THE MINING INDUSTRY was battle tested in 2014. The prices of iron ore and gold deteriorated, reaching record lows and forcing many companies to cut costs and postpone projects in order to survive. The volatile market forced companies to expand projects in an effort to reclaim profits while others upgraded outdated technology and machinery to improve productivity. It was a rough year to say the least.
“We believe the situation is unlikely to improve in the near to medium term,” ANZ’s head of Australian economics, says Justin Fabo, ANZ’s head of Australian economics – corporate and commercial.
While the good times for commodity prices may be a thing of the past, there are marginal signs that show otherwise. Prices are slowly moving in the right direction, global operations are starting to regain steam and there’s even speculation of a few block-buster mergers on the horizon.
Will 2015 be any different?
The future of gold
Gold dropped to a new four-year low of $1,160 per ounce earlier this month and the downward spiral has many analysts expecting a grim 2015 outlook. The base metal has seen a consistent slide in price, dropping five percent in November and industry experts believe it will fall in the short term to the $1,100 mark.
There is positive news, however. According to IBISWorld research, the price of gold is expected to increase in 2015 to an average of $1,411 per ounce as the global economy improves and inflationary pressures ease with higher interest rates. BISWorld believes 2015 will be the first for revenue growth in the gold sector since 2011.
Despite the increase, gold is expected to decline over the next five years “with higher costs contributing to profit declining to a forecast 7.6 percent of revenue in 2020. It appears gold will settle at around the $1170 mark in 2015. Unfortunately, those prices are well below production costs.
Iron took a massive beating in 2014. The steel-ingredient, which began declining in 2011, plummeted to double digit territory in May of this year and the outlook in 2015 is not good. Iron ore was one of the weakest commodities in 2014 and the trend is likely to continue.
“Key consumers – Chinese steel mills – still don’t seem convinced higher prices are warranted, while high iron ore port stocks and rising seaborne supply remains on offer,” Fabo said.
Analysts believe the precious metal will continue to fall in coming years, reaching its lowest point in 2017 at $70 a ton.
According to IBISWorld Research: “The industry is expected to grow at a slower rate over the next five years through to 2019-20”, adding that “iron ore prices (in US dollars) are expected to decline slightly over the five years through 2019-20 [with] this decline expected to stem partly from higher production and output from Australian mines over the next five years.”
Many believe the drop in iron ore prices is caused by the rapid increase in supply combined with moderating growth in China’s steel production. Prices have declined nearly 40 percent from $130 a ton in January to $82 a ton in September.
Making the situation worse is the fact China has opened its ports to Valemax size carriers. Built by Vale, the vessels are the largest in the world and designed to carry iron ore from Brazil to around the world. Earlier this year, China Cosco signed a 25 year deal with Vale that involves 14 of the massivevessels.

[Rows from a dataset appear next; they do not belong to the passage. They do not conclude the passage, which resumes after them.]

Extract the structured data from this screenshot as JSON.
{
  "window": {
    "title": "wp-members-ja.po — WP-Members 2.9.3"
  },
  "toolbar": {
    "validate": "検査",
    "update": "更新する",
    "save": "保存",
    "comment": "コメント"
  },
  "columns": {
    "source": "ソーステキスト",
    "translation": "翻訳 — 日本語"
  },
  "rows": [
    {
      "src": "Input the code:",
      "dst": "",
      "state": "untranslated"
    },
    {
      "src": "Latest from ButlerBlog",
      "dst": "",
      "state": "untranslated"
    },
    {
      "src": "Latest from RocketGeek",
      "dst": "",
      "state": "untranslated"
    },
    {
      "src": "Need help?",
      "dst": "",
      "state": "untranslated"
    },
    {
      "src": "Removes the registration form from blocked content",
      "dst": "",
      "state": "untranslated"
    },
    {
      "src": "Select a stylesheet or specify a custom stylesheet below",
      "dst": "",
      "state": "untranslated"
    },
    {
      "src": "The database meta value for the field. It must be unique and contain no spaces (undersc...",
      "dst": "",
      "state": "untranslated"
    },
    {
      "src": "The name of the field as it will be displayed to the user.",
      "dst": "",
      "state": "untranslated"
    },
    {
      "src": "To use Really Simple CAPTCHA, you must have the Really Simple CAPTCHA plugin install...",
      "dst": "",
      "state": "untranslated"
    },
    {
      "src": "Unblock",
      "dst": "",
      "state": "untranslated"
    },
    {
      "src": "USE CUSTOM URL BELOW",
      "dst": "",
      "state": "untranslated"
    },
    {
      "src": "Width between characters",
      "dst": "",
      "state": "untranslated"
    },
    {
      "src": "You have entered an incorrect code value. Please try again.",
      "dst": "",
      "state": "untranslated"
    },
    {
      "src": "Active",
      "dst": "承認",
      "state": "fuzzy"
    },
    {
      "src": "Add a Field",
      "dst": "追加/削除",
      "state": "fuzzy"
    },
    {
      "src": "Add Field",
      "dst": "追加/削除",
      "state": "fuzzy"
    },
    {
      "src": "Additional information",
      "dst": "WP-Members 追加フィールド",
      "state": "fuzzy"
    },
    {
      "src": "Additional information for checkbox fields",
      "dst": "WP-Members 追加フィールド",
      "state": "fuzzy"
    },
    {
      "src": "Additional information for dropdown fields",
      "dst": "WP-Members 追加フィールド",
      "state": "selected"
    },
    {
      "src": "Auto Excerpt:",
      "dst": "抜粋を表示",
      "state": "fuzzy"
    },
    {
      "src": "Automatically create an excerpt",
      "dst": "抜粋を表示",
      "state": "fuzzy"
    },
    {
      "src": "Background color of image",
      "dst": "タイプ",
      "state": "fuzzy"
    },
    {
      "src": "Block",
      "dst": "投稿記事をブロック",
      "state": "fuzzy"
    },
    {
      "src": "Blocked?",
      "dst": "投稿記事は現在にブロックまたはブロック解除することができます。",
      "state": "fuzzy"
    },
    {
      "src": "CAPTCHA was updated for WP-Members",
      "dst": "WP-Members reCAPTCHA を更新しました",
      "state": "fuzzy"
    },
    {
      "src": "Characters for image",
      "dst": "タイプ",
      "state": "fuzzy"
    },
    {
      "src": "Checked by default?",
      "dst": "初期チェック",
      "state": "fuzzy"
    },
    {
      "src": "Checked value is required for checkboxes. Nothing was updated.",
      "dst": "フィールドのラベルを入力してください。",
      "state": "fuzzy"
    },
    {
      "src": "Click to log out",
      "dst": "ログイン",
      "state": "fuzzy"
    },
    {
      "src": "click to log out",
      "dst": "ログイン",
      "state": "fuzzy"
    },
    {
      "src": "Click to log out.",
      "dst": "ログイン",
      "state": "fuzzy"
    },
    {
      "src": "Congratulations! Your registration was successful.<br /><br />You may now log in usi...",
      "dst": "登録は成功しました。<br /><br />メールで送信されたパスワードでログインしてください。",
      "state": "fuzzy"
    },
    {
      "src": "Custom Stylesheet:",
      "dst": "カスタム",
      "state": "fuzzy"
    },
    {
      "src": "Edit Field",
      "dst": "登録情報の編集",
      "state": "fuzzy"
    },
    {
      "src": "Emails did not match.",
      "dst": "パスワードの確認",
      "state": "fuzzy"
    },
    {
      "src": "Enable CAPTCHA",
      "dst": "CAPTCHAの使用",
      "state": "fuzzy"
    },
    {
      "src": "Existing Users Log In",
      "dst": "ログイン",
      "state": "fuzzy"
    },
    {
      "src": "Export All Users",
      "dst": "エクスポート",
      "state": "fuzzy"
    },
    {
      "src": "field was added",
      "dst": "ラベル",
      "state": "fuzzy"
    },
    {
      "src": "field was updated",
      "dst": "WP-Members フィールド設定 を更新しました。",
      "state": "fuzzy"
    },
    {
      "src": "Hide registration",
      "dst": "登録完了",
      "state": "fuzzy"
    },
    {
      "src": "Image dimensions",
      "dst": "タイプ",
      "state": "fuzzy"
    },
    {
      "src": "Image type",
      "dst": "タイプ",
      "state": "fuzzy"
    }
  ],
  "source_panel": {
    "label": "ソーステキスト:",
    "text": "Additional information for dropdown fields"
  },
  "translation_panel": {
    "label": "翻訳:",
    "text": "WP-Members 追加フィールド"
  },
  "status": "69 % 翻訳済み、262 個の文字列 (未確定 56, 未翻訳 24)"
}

“The current regulation actually already legitimizes these vessels to berth at Chinese ports. If you look at how the ban was initiated in the first place, it will be unlikely for the government to make an official announcement with much fanfare that says the ban is loosened,” an unnamed executive from state-owned port company explained.
“Eventually, the ban will be lifted in a quiet manner. You may see a Valemax ship granted approval by a local maritime authority to dock, and that will be it. Officials realized the ban has hurt China’s economic interests, pushing up the costs for iron ore imports.”
Citigroup analysts said the price of iron ore is likely to average around $72 per ton in the first three months of next year before it crumbles into the $60 per ton range in the third quarter of 2015. Goldman Sachs is a little more positive as the company believes the precious metal will hover around the $80 per ton mark.
The Future of Copper
Although demand for copper is steadily increasing, the overall outlook for the metal is bleak. The metal, which is expected moderate growth in the next five years, is past the point of maturity and is now in decline.
“Due to these declining grades the average run of mine (ROM) grades for copper have actually fallen by three quarters to less than one per cent, yet at the same time annual supply increased from under one million tons to more than 16 million tons,” BHP CEO Andrew Mackenzie said.
According to IBISWorld research, the Industry revenue for copper is forecast to grow at an annualized rate of 1.5 percent over the next five years to US$7.1 billion in 2019/20”.
ANZ head of economics corporate and commercial, Justin Fabo, added that “copper looks vulnerable enough to slip back through the $7000 per ton mark as we approach the normally quiet northern hemisphere summer”.
“Operating rates at copper tube and pipe fabricators fell below 80 percent mid-year, an indication that end-user demand is weak; we would be positioned for some further downside in the short-term.”
While the slow increase in copper prices may seem like a positive turnaround, in the long-term the metal has no real future. Copper prices are expected to increase moderately before drastically declining in 2017/18. If the industry is lucky, the metal will return to minimal growth in the next period.
Written by: ROBERT SPENCE